Regardless of the basic approach, the software will also follow more general rules for the printing set as a further refinement , for example not to separate fragments of a word that are too small or to use an existing hyphen as a separation if it lies within a tolerance zone (which can be configured in its size). In a refinement stage, this tolerance zone with regard to conditional dividing lines is set larger than for algorithmically found dividing points; because if a conditional separation point is specified, this should preferably be locked onto instead of algorithmically found and possibly deviating separation points.

Word separation in non-printed texts

In texts that are not or at least not primarily intended for printing, word separation is usually dispensed with. This affects most of the content on the Internet, such as websites or e-mails . Since the display of such texts and thus the appropriate position for the line break can vary greatly depending on the device (screen width , font size, etc.), it is usually not possible to set the word separation automatically or manually as part of the text generation.

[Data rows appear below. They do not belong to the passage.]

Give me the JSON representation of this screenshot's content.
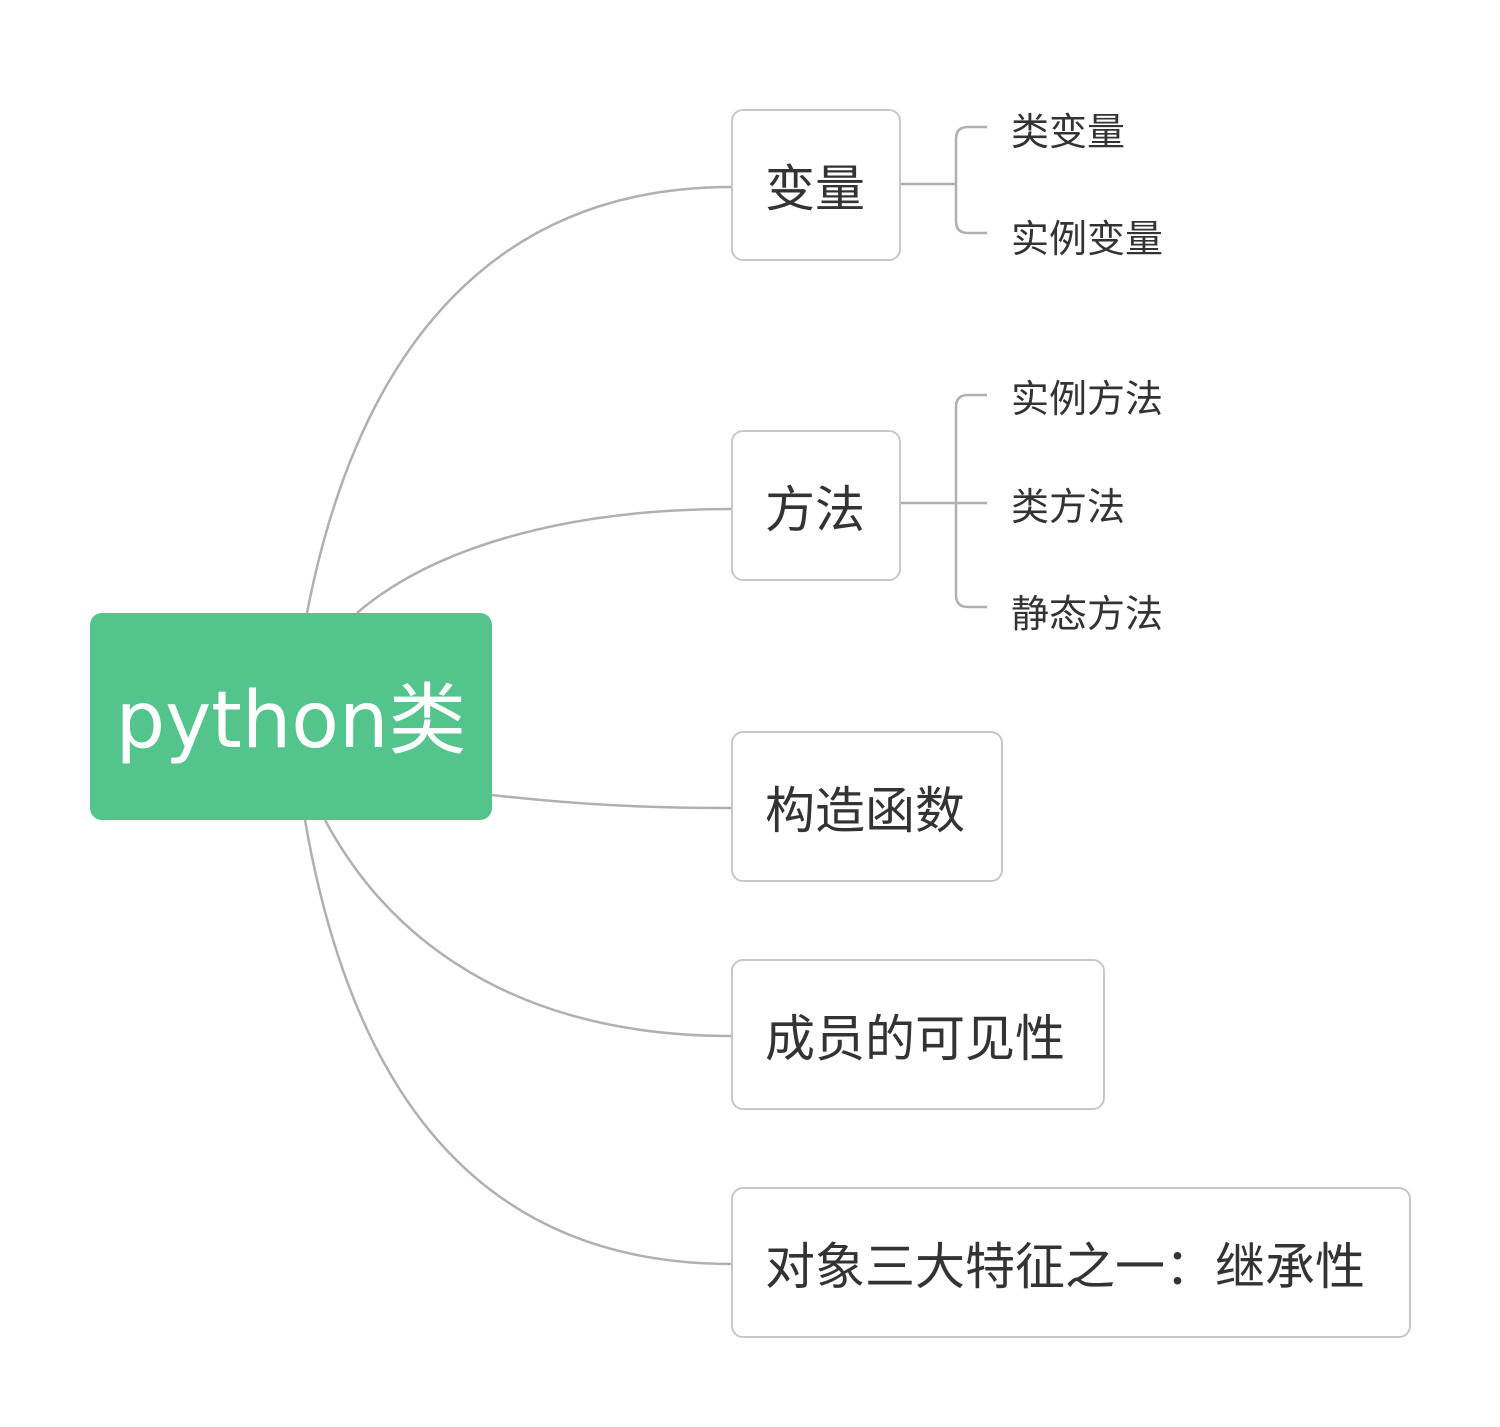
{
  "colors": {
    "root_fill": "#52c48c",
    "root_text": "#ffffff",
    "topic_border": "#c7c7c7",
    "connector": "#b0b0b0",
    "text": "#333333"
  },
  "root": {
    "label": "python类"
  },
  "topics": [
    {
      "label": "变量",
      "subtopics": [
        "类变量",
        "实例变量"
      ]
    },
    {
      "label": "方法",
      "subtopics": [
        "实例方法",
        "类方法",
        "静态方法"
      ]
    },
    {
      "label": "构造函数",
      "subtopics": []
    },
    {
      "label": "成员的可见性",
      "subtopics": []
    },
    {
      "label": "对象三大特征之一：继承性",
      "subtopics": []
    }
  ]
}
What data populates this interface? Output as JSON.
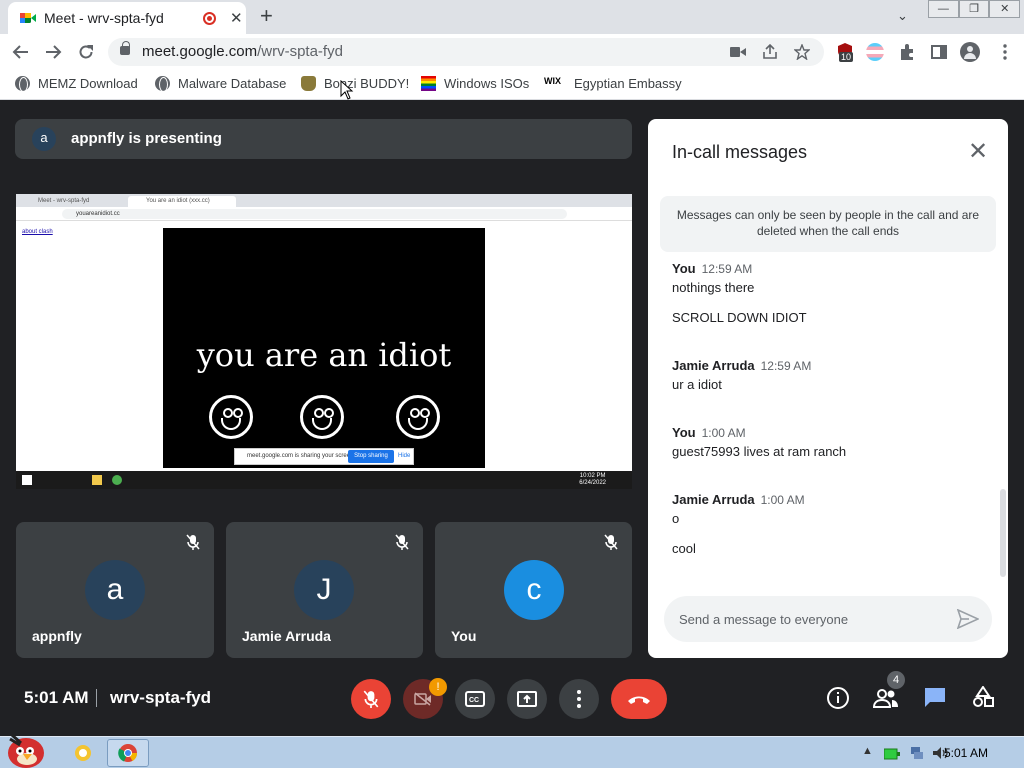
{
  "browser": {
    "tab_title": "Meet - wrv-spta-fyd",
    "tab_close": "✕",
    "new_tab": "+",
    "tab_search": "⌄",
    "window_buttons": [
      "—",
      "❐",
      "✕"
    ],
    "url_host": "meet.google.com",
    "url_path": "/wrv-spta-fyd",
    "extension_badge": "10",
    "bookmarks": [
      {
        "label": "MEMZ Download",
        "icon": "globe-icon"
      },
      {
        "label": "Malware Database",
        "icon": "globe-icon"
      },
      {
        "label": "Bonzi BUDDY!",
        "icon": "bonzi-icon"
      },
      {
        "label": "Windows ISOs",
        "icon": "rainbow-flag-icon"
      },
      {
        "label": "Egyptian Embassy",
        "icon": "wix-icon"
      }
    ],
    "wix_text": "WIX"
  },
  "meet": {
    "presenting": {
      "avatar": "a",
      "text": "appnfly is presenting"
    },
    "shared_screen": {
      "tab1": "Meet - wrv-spta-fyd",
      "tab2": "You are an idiot (xxx.cc)",
      "url": "youareanidiot.cc",
      "links": "about  clash",
      "headline": "you are an idiot",
      "share_notice": "meet.google.com is sharing your screen.",
      "stop_sharing": "Stop sharing",
      "hide": "Hide",
      "clock_time": "10:02 PM",
      "clock_date": "6/24/2022"
    },
    "participants": [
      {
        "name": "appnfly",
        "initial": "a",
        "color": "#28425b"
      },
      {
        "name": "Jamie Arruda",
        "initial": "J",
        "color": "#28425b"
      },
      {
        "name": "You",
        "initial": "c",
        "color": "#1a8ee0"
      }
    ],
    "time": "5:01 AM",
    "meeting_code": "wrv-spta-fyd",
    "video_badge": "!",
    "people_count": "4"
  },
  "chat": {
    "title": "In-call messages",
    "close": "✕",
    "notice": "Messages can only be seen by people in the call and are deleted when the call ends",
    "messages": [
      {
        "sender": "You",
        "time": "12:59 AM",
        "lines": [
          "nothings there",
          "SCROLL DOWN IDIOT"
        ]
      },
      {
        "sender": "Jamie Arruda",
        "time": "12:59 AM",
        "lines": [
          "ur a idiot"
        ]
      },
      {
        "sender": "You",
        "time": "1:00 AM",
        "lines": [
          "guest75993 lives at ram ranch"
        ]
      },
      {
        "sender": "Jamie Arruda",
        "time": "1:00 AM",
        "lines": [
          "o",
          "cool"
        ]
      }
    ],
    "input_placeholder": "Send a message to everyone"
  },
  "taskbar": {
    "clock": "5:01 AM",
    "tray_arrow": "▲"
  }
}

This task would have to be taken over by the software of the end device, in the case of websites, for example, by the browser .

However, since the automatic word division is time-consuming and error-prone, it is often dispensed with, whereby the lines are simply broken at the appropriate place after the end of a word and only hyphens are taken into account as additional possible dividing points. This usually results in left-justified text that looks more or less “tattered” on the right. This can be counteracted by justified representation , which, however, has the disadvantage that very wide spaces can arise.

The lack of word separation is particularly problematic in the case of excessively long words compared to the line width: In extreme cases, a single word that goes beyond the intended line length or even the possible screen width can destroy the layout . Preventing this is in turn a more or less well-fulfilled task of the respective software of the terminal. If necessary, performing software can help itself by forcing a line break at an arbitrary point in the word, disregarding orthographic rules.

In the HTML standard, ­a “conditional hyphen” is provided as a usable character with which a website programmer could specify (“soft”, i.e. conditional) dividing points. Also CSS provides ways to handle the problem. However, both mechanisms are not supported by all browsers, are not ignored by all search engines and are therefore not very common.

“Word Breaking” in URLs

The "word separation" within long URLs poses a particular problem . Since the hyphen is a permitted and frequently used character in URLs, it would not be clear whether a hyphen at the end of a line is a hyphen belonging to the URL or an inserted one Hyphen is. For example, the URL http://de.wikipedia.org/wiki/Wort-trahme could mean both http://de.wikipedia.org/wiki/Wort-trammlung and for http://de.wikipedia.org/wiki / Word separation.

URLs should therefore "not" be separated by a hyphen, but rather be broken without inserting a (ambiguous) separator. Instead, within texts, a URL should be delimited by unique characters that must not be part of a URL. RFC 3986 , Appendix C, recommends using "double quotation marks" or <angle brackets>, i.e. a lower and a higher character (see also URL # URLs in texts ). Long URLs and the likely separations (especially in emails ) can be avoided by using short URLs .


See also


Web links

Wiktionary: word separation  - explanations of meanings, word origins, synonyms, translations
Wiktionary: Hyphenation  - explanations of meanings, word origins, synonyms, translations

Individual evidence

  1. ↑ Word separation . Duden
  2. Utz Maas : The connection correlation of German in the horizon of a typology of syllable structure . (PDF, 1.8 MB) In: P. Auer u. a. (Ed.): Syllable cuts and tone accents . Niemeyer, Tübingen 2002, pp. 11–34, here p. 19.